SUPPLIED INFORMATION:
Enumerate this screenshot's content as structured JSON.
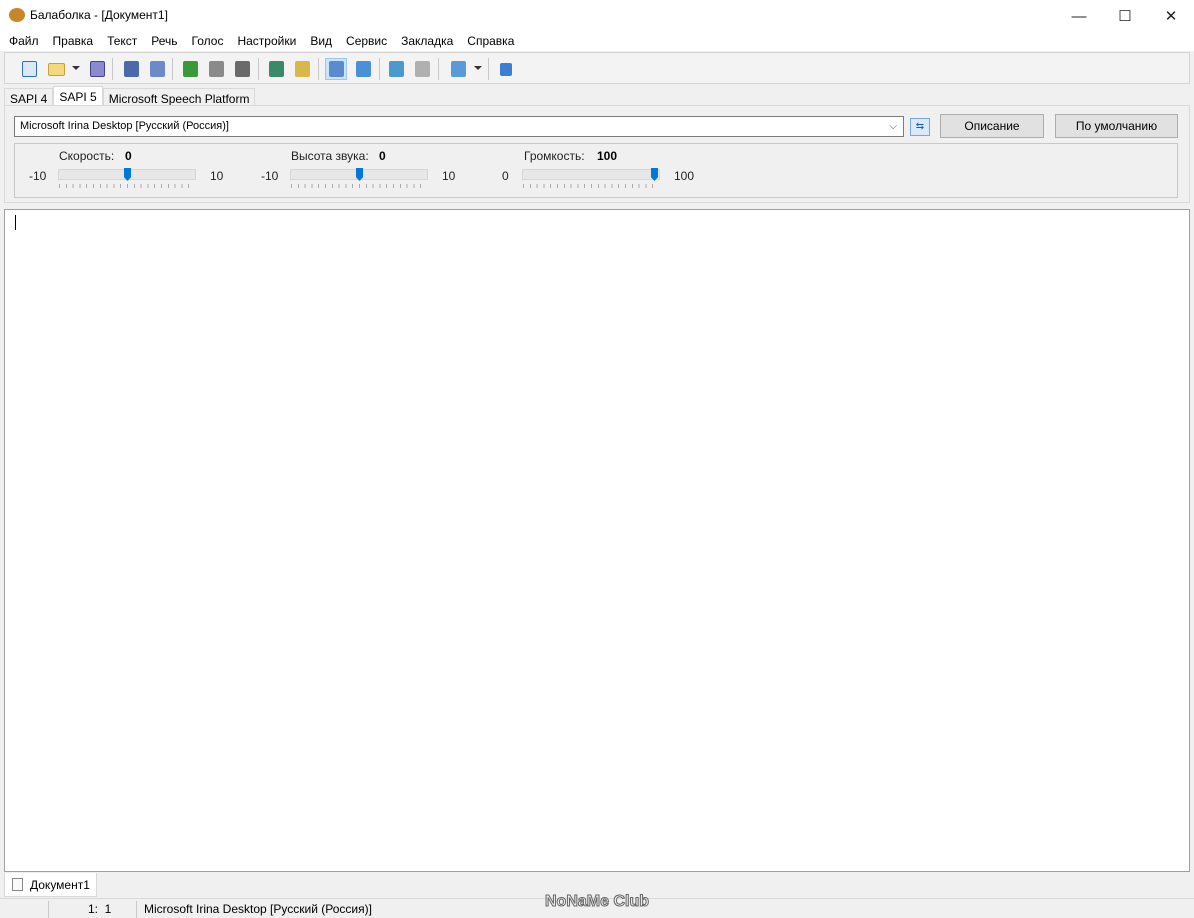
{
  "window": {
    "title": "Балаболка - [Документ1]",
    "minimize": "—",
    "maximize": "☐",
    "close": "✕"
  },
  "menu": [
    "Файл",
    "Правка",
    "Текст",
    "Речь",
    "Голос",
    "Настройки",
    "Вид",
    "Сервис",
    "Закладка",
    "Справка"
  ],
  "toolbar": {
    "icons": [
      "new-document-icon",
      "open-folder-icon",
      "save-icon",
      "export-audio-icon",
      "batch-convert-icon",
      "play-icon",
      "pause-icon",
      "stop-icon",
      "read-clipboard-icon",
      "read-file-icon",
      "edit-text-icon",
      "spelling-icon",
      "add-bookmark-icon",
      "remove-bookmark-icon",
      "dictionary-icon",
      "help-icon"
    ]
  },
  "engine_tabs": [
    "SAPI 4",
    "SAPI 5",
    "Microsoft Speech Platform"
  ],
  "voice": {
    "selected": "Microsoft Irina Desktop [Русский (Россия)]",
    "describe_button": "Описание",
    "default_button": "По умолчанию"
  },
  "sliders": [
    {
      "label": "Скорость:",
      "value": "0",
      "min": "-10",
      "max": "10",
      "fraction": 0.5
    },
    {
      "label": "Высота звука:",
      "value": "0",
      "min": "-10",
      "max": "10",
      "fraction": 0.5
    },
    {
      "label": "Громкость:",
      "value": "100",
      "min": "0",
      "max": "100",
      "fraction": 1.0
    }
  ],
  "document_tab": "Документ1",
  "status": {
    "position": "1:  1",
    "voice": "Microsoft Irina Desktop [Русский (Россия)]"
  },
  "watermark": "NoNaMe Club"
}
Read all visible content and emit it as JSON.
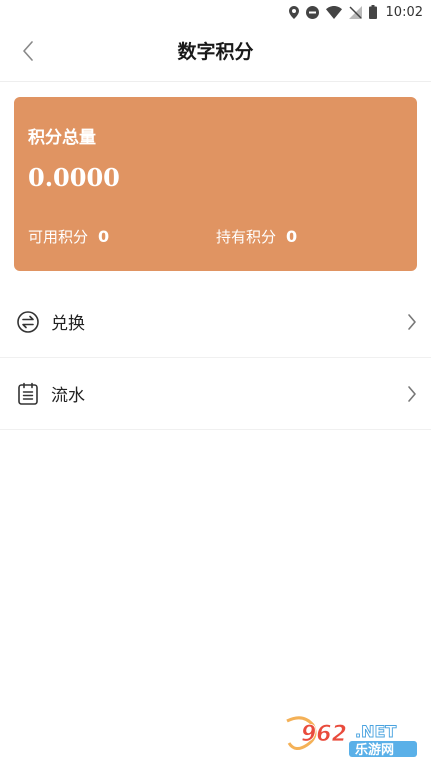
{
  "status_bar": {
    "time": "10:02",
    "icons": [
      "location-icon",
      "do-not-disturb-icon",
      "wifi-icon",
      "no-signal-icon",
      "battery-icon"
    ]
  },
  "header": {
    "title": "数字积分",
    "back_icon": "chevron-left-icon"
  },
  "points_card": {
    "title": "积分总量",
    "total": "0.0000",
    "available_label": "可用积分",
    "available_value": "0",
    "held_label": "持有积分",
    "held_value": "0",
    "background_color": "#e09462"
  },
  "menu": {
    "items": [
      {
        "label": "兑换",
        "icon": "exchange-icon"
      },
      {
        "label": "流水",
        "icon": "ledger-icon"
      }
    ]
  },
  "watermark": {
    "brand": "962.NET",
    "subtitle": "乐游网"
  }
}
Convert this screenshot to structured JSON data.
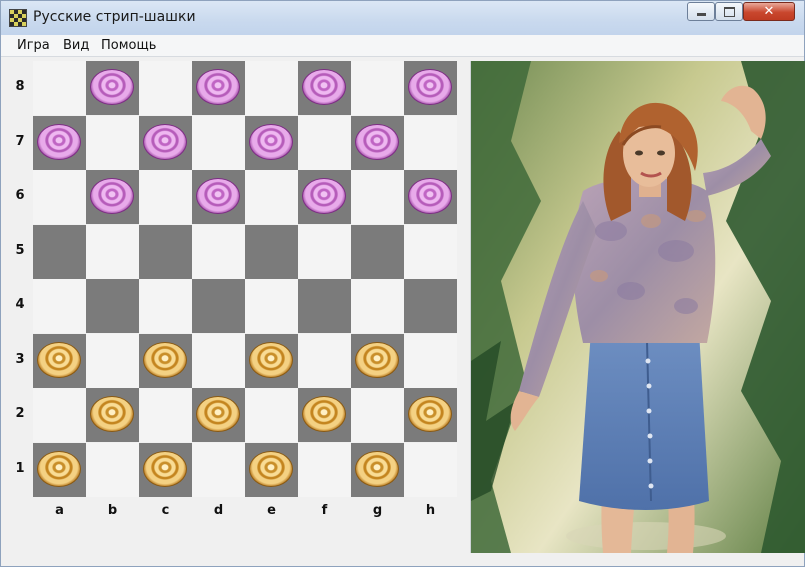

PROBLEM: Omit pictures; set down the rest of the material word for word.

OUTPUT OF THE EXERCISE:
Enumerate this screenshot's content as structured JSON.
{
  "window": {
    "title": "Балаболка - [Документ1]",
    "minimize": "—",
    "maximize": "☐",
    "close": "✕"
  },
  "menu": [
    "Файл",
    "Правка",
    "Текст",
    "Речь",
    "Голос",
    "Настройки",
    "Вид",
    "Сервис",
    "Закладка",
    "Справка"
  ],
  "toolbar": {
    "icons": [
      "new-document-icon",
      "open-folder-icon",
      "save-icon",
      "export-audio-icon",
      "batch-convert-icon",
      "play-icon",
      "pause-icon",
      "stop-icon",
      "read-clipboard-icon",
      "read-file-icon",
      "edit-text-icon",
      "spelling-icon",
      "add-bookmark-icon",
      "remove-bookmark-icon",
      "dictionary-icon",
      "help-icon"
    ]
  },
  "engine_tabs": [
    "SAPI 4",
    "SAPI 5",
    "Microsoft Speech Platform"
  ],
  "voice": {
    "selected": "Microsoft Irina Desktop [Русский (Россия)]",
    "describe_button": "Описание",
    "default_button": "По умолчанию"
  },
  "sliders": [
    {
      "label": "Скорость:",
      "value": "0",
      "min": "-10",
      "max": "10",
      "fraction": 0.5
    },
    {
      "label": "Высота звука:",
      "value": "0",
      "min": "-10",
      "max": "10",
      "fraction": 0.5
    },
    {
      "label": "Громкость:",
      "value": "100",
      "min": "0",
      "max": "100",
      "fraction": 1.0
    }
  ],
  "document_tab": "Документ1",
  "status": {
    "position": "1:  1",
    "voice": "Microsoft Irina Desktop [Русский (Россия)]"
  },
  "watermark": "NoNaMe Club"
}
Read all visible content and emit it as JSON.
{
  "status_bar": {
    "time": "10:02",
    "icons": [
      "location-icon",
      "do-not-disturb-icon",
      "wifi-icon",
      "no-signal-icon",
      "battery-icon"
    ]
  },
  "header": {
    "title": "数字积分",
    "back_icon": "chevron-left-icon"
  },
  "points_card": {
    "title": "积分总量",
    "total": "0.0000",
    "available_label": "可用积分",
    "available_value": "0",
    "held_label": "持有积分",
    "held_value": "0",
    "background_color": "#e09462"
  },
  "menu": {
    "items": [
      {
        "label": "兑换",
        "icon": "exchange-icon"
      },
      {
        "label": "流水",
        "icon": "ledger-icon"
      }
    ]
  },
  "watermark": {
    "brand": "962.NET",
    "subtitle": "乐游网"
  }
}
Convert this screenshot to structured JSON data.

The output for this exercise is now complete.